“Technicians: The David Sainsbury Gallery” is an extraordinary exhibition at the London Science Museum aimed at ages 11 to 16. This exhibition allows visitors to explore all kinds of technical professions. YIPP provided five interactive games for this new, permanent exhibition, which opened in October 2022.

Prototypes, user tests, and collaborating with experts
Before YIPP was asked to participate in this exhibition, the museum worked on a number of concepts for us to elaborate on. We participated in the design, production, installation, and ongoing service of the games. The museum collaborated with various industry partners for each of the four zones, which in turn are divided per subject. That meant we had access to different experts for each of the games: a robotics production expert, ROV Remotely Operated Vehicle) drivers, and even Disney lighting technicians! Having digital content calls with these experts was extremely helpful and made a world of difference to the end result of the exhibition.
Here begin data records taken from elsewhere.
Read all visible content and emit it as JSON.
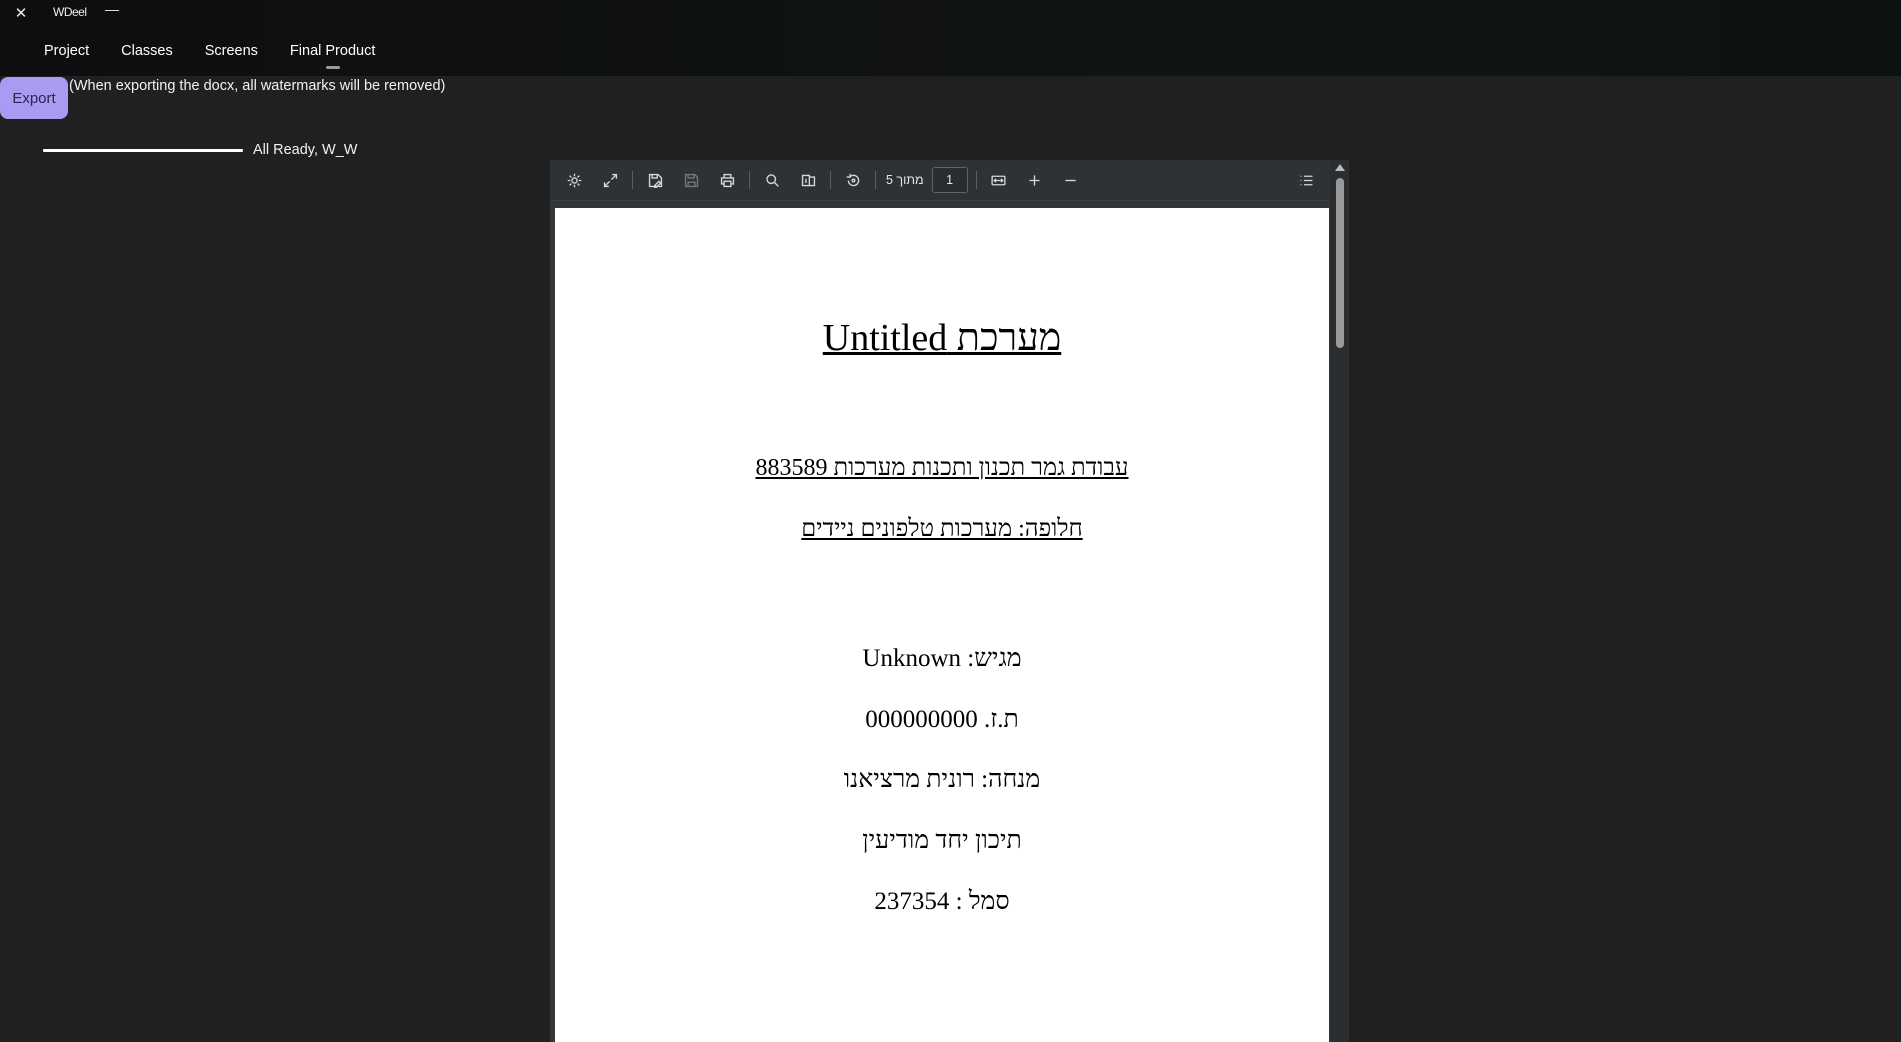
{
  "window": {
    "title": "WDeel",
    "close_glyph": "✕",
    "minimize_glyph": "—"
  },
  "nav": {
    "tabs": [
      {
        "label": "Project"
      },
      {
        "label": "Classes"
      },
      {
        "label": "Screens"
      },
      {
        "label": "Final Product",
        "active": true
      }
    ]
  },
  "export": {
    "button_label": "Export",
    "note": "(When exporting the docx, all watermarks will be removed)",
    "accent_color": "#a99bf1"
  },
  "progress": {
    "fraction": 1.0,
    "status": "All Ready, W_W"
  },
  "pdf_viewer": {
    "toolbar": {
      "icons": [
        "settings-icon",
        "fullscreen-icon",
        "save-as-icon",
        "save-icon",
        "print-icon",
        "search-icon",
        "page-view-icon",
        "rotate-icon",
        "fit-width-icon",
        "zoom-in-icon",
        "zoom-out-icon",
        "outline-icon"
      ],
      "page_of_label": "מתוך 5",
      "current_page": "1"
    },
    "page": {
      "title": "מערכת Untitled",
      "subtitle_1": "עבודת גמר תכנון ותכנות מערכות 883589",
      "subtitle_2": "חלופה: מערכות טלפונים ניידים",
      "submitter": "מגיש: Unknown",
      "id_line": "ת.ז. 000000000",
      "mentor": "מנחה: רונית מרציאנו",
      "school": "תיכון יחד מודיעין",
      "school_code": "סמל : 237354"
    }
  }
}
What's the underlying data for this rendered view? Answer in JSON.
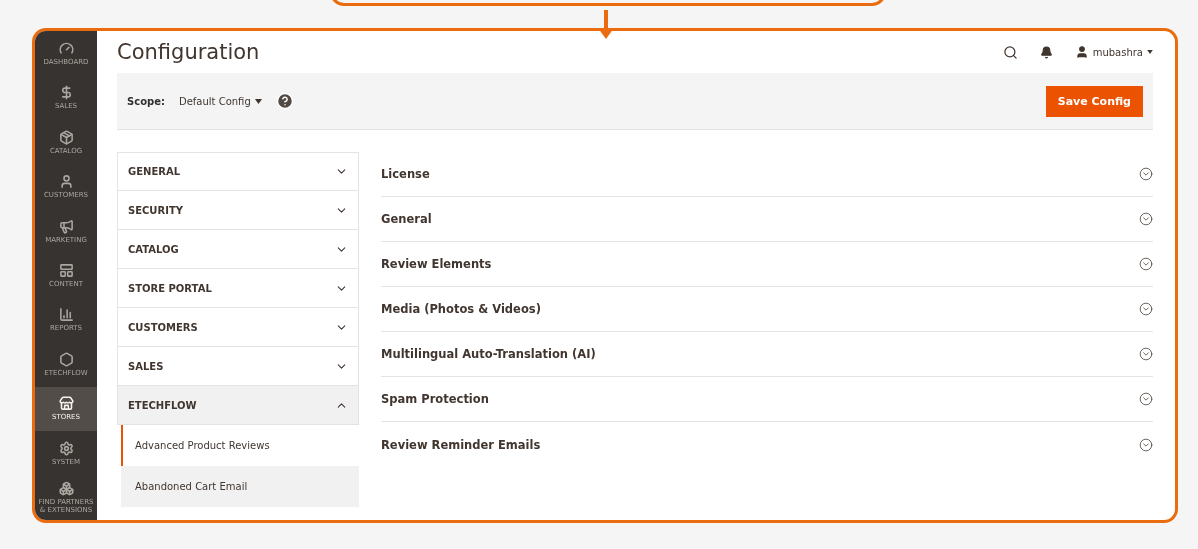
{
  "sidebar": {
    "items": [
      {
        "label": "DASHBOARD",
        "kind": "dashboard",
        "selected": false
      },
      {
        "label": "SALES",
        "kind": "sales",
        "selected": false
      },
      {
        "label": "CATALOG",
        "kind": "catalog",
        "selected": false
      },
      {
        "label": "CUSTOMERS",
        "kind": "customers",
        "selected": false
      },
      {
        "label": "MARKETING",
        "kind": "marketing",
        "selected": false
      },
      {
        "label": "CONTENT",
        "kind": "content",
        "selected": false
      },
      {
        "label": "REPORTS",
        "kind": "reports",
        "selected": false
      },
      {
        "label": "ETECHFLOW",
        "kind": "extension",
        "selected": false
      },
      {
        "label": "STORES",
        "kind": "stores",
        "selected": true
      },
      {
        "label": "SYSTEM",
        "kind": "system",
        "selected": false
      },
      {
        "label": "FIND PARTNERS & EXTENSIONS",
        "kind": "partners",
        "selected": false
      }
    ]
  },
  "header": {
    "title": "Configuration",
    "user": "mubashra"
  },
  "scope": {
    "label": "Scope:",
    "value": "Default Config",
    "button": "Save Config"
  },
  "config_nav": [
    {
      "label": "GENERAL",
      "expanded": false
    },
    {
      "label": "SECURITY",
      "expanded": false
    },
    {
      "label": "CATALOG",
      "expanded": false
    },
    {
      "label": "STORE PORTAL",
      "expanded": false
    },
    {
      "label": "CUSTOMERS",
      "expanded": false
    },
    {
      "label": "SALES",
      "expanded": false
    },
    {
      "label": "ETECHFLOW",
      "expanded": true,
      "children": [
        {
          "label": "Advanced Product Reviews",
          "selected": true
        },
        {
          "label": "Abandoned Cart Email",
          "selected": false
        }
      ]
    }
  ],
  "sections": [
    {
      "label": "License",
      "expanded": false
    },
    {
      "label": "General",
      "expanded": false
    },
    {
      "label": "Review Elements",
      "expanded": false
    },
    {
      "label": "Media (Photos & Videos)",
      "expanded": false
    },
    {
      "label": "Multilingual Auto-Translation (AI)",
      "expanded": false
    },
    {
      "label": "Spam Protection",
      "expanded": false
    },
    {
      "label": "Review Reminder Emails",
      "expanded": false
    }
  ]
}
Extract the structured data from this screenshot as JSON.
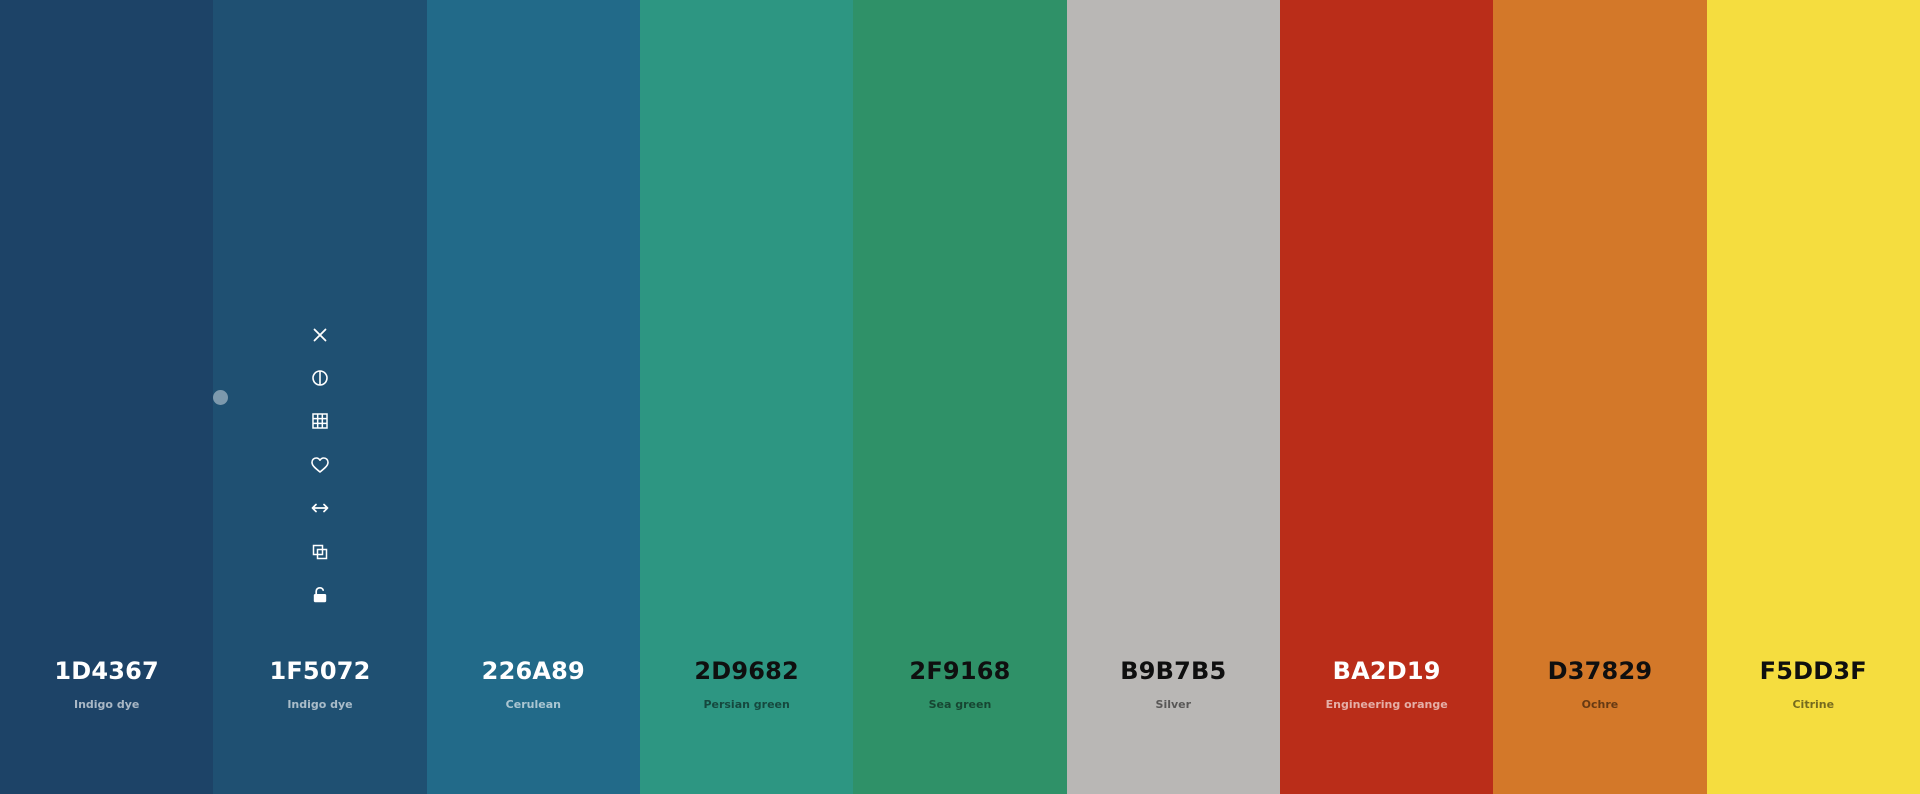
{
  "palette": {
    "colors": [
      {
        "hex": "1D4367",
        "name": "Indigo dye",
        "color": "#1D4367",
        "text_theme": "light"
      },
      {
        "hex": "1F5072",
        "name": "Indigo dye",
        "color": "#1F5072",
        "text_theme": "light"
      },
      {
        "hex": "226A89",
        "name": "Cerulean",
        "color": "#226A89",
        "text_theme": "light"
      },
      {
        "hex": "2D9682",
        "name": "Persian green",
        "color": "#2D9682",
        "text_theme": "dark"
      },
      {
        "hex": "2F9168",
        "name": "Sea green",
        "color": "#2F9168",
        "text_theme": "dark"
      },
      {
        "hex": "B9B7B5",
        "name": "Silver",
        "color": "#B9B7B5",
        "text_theme": "dark"
      },
      {
        "hex": "BA2D19",
        "name": "Engineering orange",
        "color": "#BA2D19",
        "text_theme": "light"
      },
      {
        "hex": "D37829",
        "name": "Ochre",
        "color": "#D37829",
        "text_theme": "dark"
      },
      {
        "hex": "F5DD3F",
        "name": "Citrine",
        "color": "#F5DD3F",
        "text_theme": "dark"
      }
    ],
    "hovered_swatch_toolbar": {
      "swatch": "1F5072",
      "icons": [
        "close-icon",
        "contrast-icon",
        "shades-grid-icon",
        "heart-icon",
        "drag-arrows-icon",
        "copy-icon",
        "unlock-icon"
      ]
    },
    "resize_handle": {
      "between": [
        "1D4367",
        "1F5072"
      ]
    }
  }
}
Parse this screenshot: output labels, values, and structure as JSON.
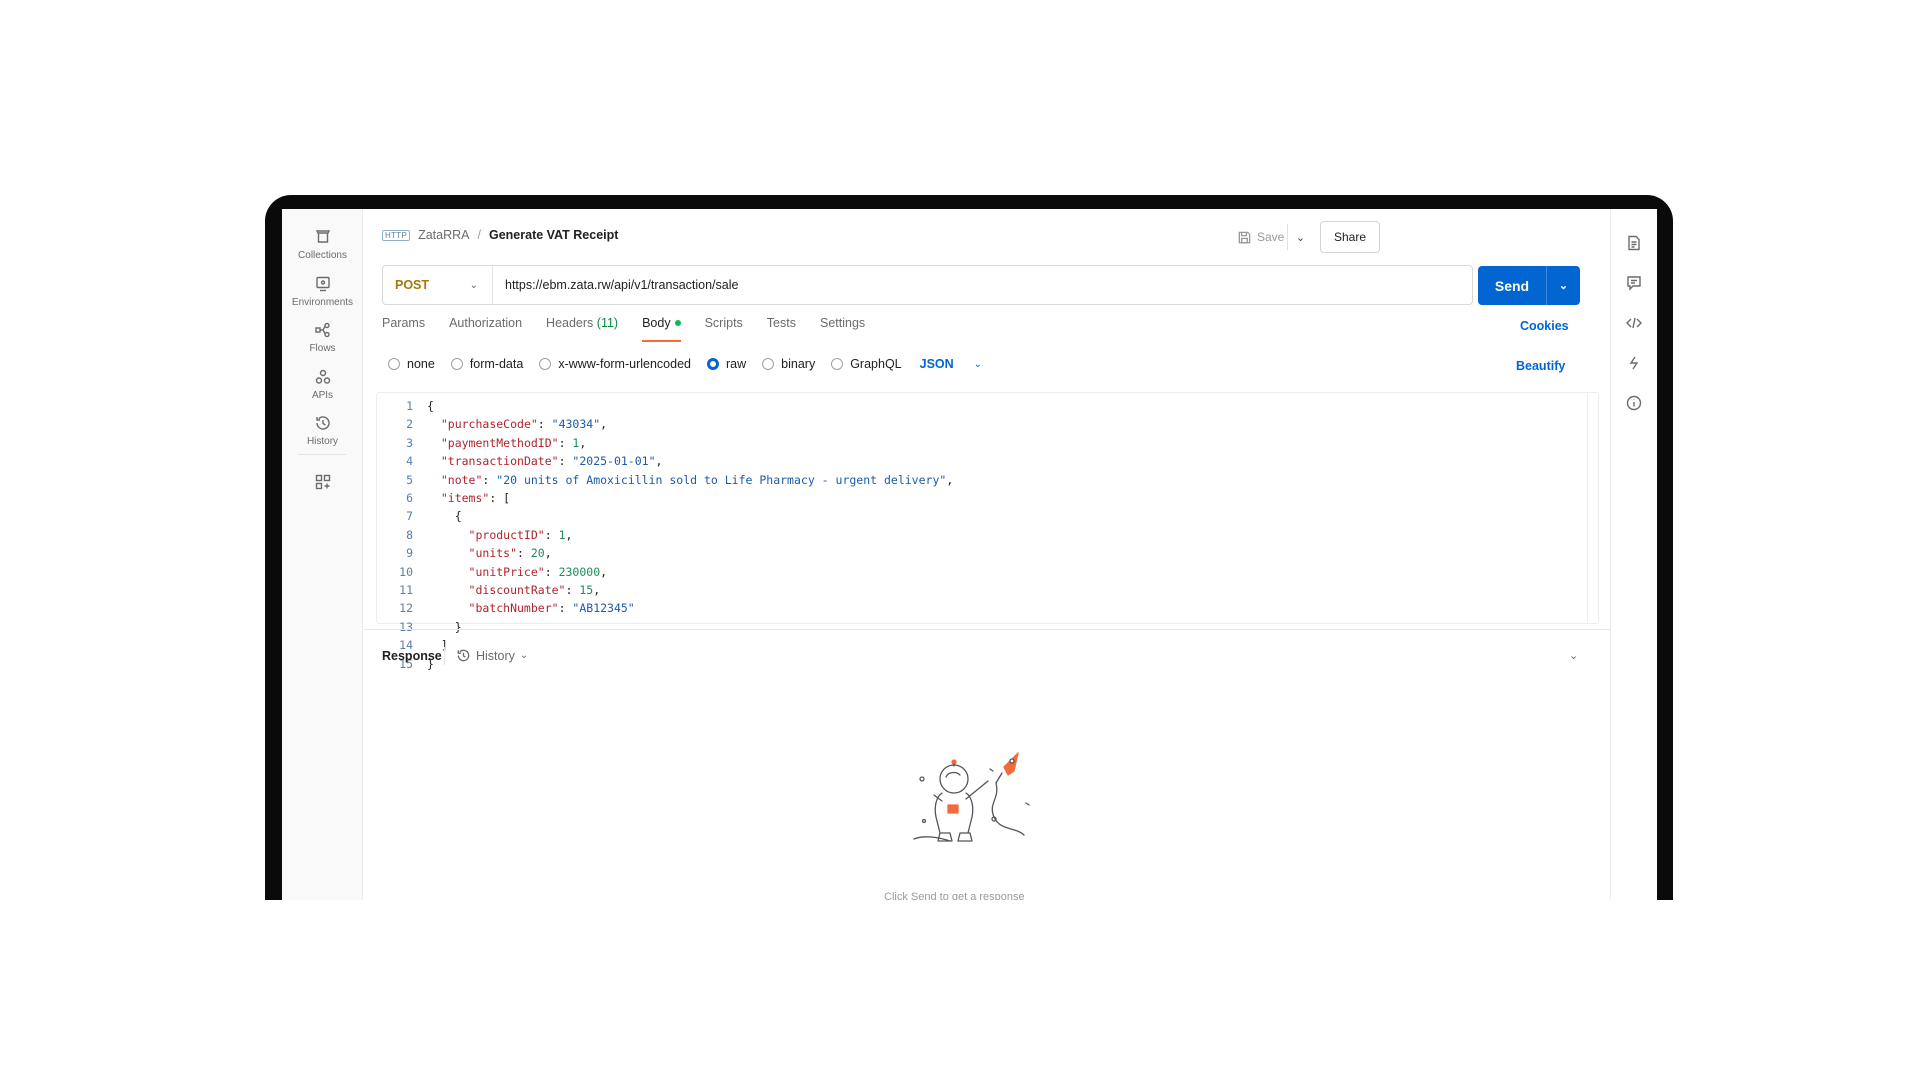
{
  "sidebar": {
    "items": [
      {
        "label": "Collections",
        "icon": "trash-can-icon"
      },
      {
        "label": "Environments",
        "icon": "environment-icon"
      },
      {
        "label": "Flows",
        "icon": "flows-icon"
      },
      {
        "label": "APIs",
        "icon": "apis-icon"
      },
      {
        "label": "History",
        "icon": "history-icon"
      }
    ]
  },
  "header": {
    "protocol_badge": "HTTP",
    "collection": "ZataRRA",
    "separator": "/",
    "title": "Generate VAT Receipt",
    "save_label": "Save",
    "share_label": "Share"
  },
  "request": {
    "method": "POST",
    "url": "https://ebm.zata.rw/api/v1/transaction/sale",
    "send_label": "Send"
  },
  "tabs": {
    "params": "Params",
    "authorization": "Authorization",
    "headers": "Headers",
    "headers_count": "(11)",
    "body": "Body",
    "scripts": "Scripts",
    "tests": "Tests",
    "settings": "Settings",
    "cookies": "Cookies"
  },
  "body_types": {
    "none": "none",
    "form_data": "form-data",
    "urlencoded": "x-www-form-urlencoded",
    "raw": "raw",
    "binary": "binary",
    "graphql": "GraphQL",
    "format": "JSON",
    "selected": "raw",
    "beautify": "Beautify"
  },
  "editor": {
    "line_numbers": [
      "1",
      "2",
      "3",
      "4",
      "5",
      "6",
      "7",
      "8",
      "9",
      "10",
      "11",
      "12",
      "13",
      "14",
      "15"
    ],
    "fields": {
      "purchaseCode": "\"43034\"",
      "paymentMethodID": "1",
      "transactionDate": "\"2025-01-01\"",
      "note": "\"20 units of Amoxicillin sold to Life Pharmacy - urgent delivery\"",
      "productID": "1",
      "units": "20",
      "unitPrice": "230000",
      "discountRate": "15",
      "batchNumber": "\"AB12345\""
    }
  },
  "response": {
    "title": "Response",
    "history_label": "History",
    "hint": "Click Send to get a response"
  },
  "colors": {
    "accent": "#0265d2",
    "tab_underline": "#f26b3a",
    "method_post": "#a8760a",
    "json_key": "#b0242b",
    "json_string": "#1d5aa8",
    "json_number": "#1f8a5a"
  }
}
We designed three unique prototypes for each of the five games. The museum then performed user tests for each of the three prototypes, providing feedback after each phase. As the corona pandemic affected our travel plans to the United Kingdom, we needed to adjust and work closely with the museum to test the prototypes.

Accessible games with physical attributes
When it comes to accessibility, YIPP shares a vision of full commitment with the London Science Museum. That means we were able to really emphasise accessibility while designing the five games. Both in the UI (User Interface) and UX (User Experience).
1. In the ROV game, visitors use two joysticks to drive a remote-controlled vehicle across a beautifully designed ocean. Remove boulders from the seabed to make way for a cable to an offshore wind farm; 2. Taking the role of welder, visitors try out different types of welding to see which one will work on a rollercoaster. As you work with a controller shaped like a welding torch, the rollercoaster thunders overhead; 3. Always wanted to learn CAD (Computed Aided Design)? This technical game challenges you to design a working wind turbine blade in CAD; 4. Wall-E is that you? In this waste-sorting game, you become the programmer. Add your code and see a functioning robotic arm run your program and sort the museum’s waste; 5. Lights, camera, action! In this interactive, you become a lighting technician on a film set, installing the lights according to the director’s notes. Once your setup is done it’s time to test it on a real-life filmset: Shuri’s laboratory from the Black Panther films. Wakanda forever!

Educative and interactive design
We really enjoyed adding a physical aspect to our games. The welding torch, joysticks, and large screens for the ROV pilot experience. The robotic arm and waste-sorting setup. Not to mention an actual film set for the lighting technician game. These physical aspects added a layer to these games that really makes them come alive.
The result is a truly interactive exhibition that allows visitors to touch, play with, experience, and discover everything they encounter. The London Science Museum aims to awaken an interest for technical professions in a younger generation.

Want to know more about Technicians Gallery or the London Science Museum or have a similar project in mind that we can help you with? Get in touch with Wouter Verbiest (wouter.verbiest@yipp.nl).